_DATA FOR ANALYSIS_:
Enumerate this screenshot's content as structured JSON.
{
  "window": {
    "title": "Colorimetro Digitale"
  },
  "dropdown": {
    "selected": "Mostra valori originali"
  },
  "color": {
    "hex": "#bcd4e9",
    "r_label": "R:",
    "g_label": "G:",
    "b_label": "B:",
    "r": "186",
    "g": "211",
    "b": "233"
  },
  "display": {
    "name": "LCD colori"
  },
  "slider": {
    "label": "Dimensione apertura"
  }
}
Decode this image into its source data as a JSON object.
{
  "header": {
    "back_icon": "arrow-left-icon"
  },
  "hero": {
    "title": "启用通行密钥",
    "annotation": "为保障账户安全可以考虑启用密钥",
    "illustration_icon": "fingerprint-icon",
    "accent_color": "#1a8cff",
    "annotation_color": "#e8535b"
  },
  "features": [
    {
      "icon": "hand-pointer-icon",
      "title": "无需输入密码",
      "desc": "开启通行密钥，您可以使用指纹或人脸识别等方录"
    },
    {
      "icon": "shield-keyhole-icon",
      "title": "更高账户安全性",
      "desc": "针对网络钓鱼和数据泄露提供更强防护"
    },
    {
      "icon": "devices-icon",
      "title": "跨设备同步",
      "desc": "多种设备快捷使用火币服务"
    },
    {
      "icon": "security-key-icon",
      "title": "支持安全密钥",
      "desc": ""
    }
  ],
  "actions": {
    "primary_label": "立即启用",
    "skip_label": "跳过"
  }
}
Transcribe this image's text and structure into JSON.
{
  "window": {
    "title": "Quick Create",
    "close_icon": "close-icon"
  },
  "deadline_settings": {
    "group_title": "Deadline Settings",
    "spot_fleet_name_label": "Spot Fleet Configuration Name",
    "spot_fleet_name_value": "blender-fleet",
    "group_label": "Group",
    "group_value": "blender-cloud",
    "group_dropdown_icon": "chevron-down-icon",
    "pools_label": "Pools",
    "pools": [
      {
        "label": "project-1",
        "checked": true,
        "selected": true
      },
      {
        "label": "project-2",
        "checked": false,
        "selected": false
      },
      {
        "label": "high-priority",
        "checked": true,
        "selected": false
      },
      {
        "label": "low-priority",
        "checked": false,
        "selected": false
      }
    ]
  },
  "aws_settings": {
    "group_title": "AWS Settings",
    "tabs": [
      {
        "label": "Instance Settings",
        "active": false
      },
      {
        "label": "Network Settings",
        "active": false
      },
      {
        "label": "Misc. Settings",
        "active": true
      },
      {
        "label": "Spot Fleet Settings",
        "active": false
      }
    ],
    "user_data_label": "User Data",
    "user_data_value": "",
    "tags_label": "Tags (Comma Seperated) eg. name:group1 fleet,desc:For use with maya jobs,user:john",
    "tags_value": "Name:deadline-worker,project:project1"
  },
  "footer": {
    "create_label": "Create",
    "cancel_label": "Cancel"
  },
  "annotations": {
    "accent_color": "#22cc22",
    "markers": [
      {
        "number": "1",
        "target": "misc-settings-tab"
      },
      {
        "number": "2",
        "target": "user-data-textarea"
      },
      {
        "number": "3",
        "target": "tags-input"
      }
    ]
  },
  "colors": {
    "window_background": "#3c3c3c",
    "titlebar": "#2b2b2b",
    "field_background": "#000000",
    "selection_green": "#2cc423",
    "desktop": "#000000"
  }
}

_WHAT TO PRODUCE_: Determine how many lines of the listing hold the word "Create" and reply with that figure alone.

_OUTPUT FOR THIS EXERCISE_: 2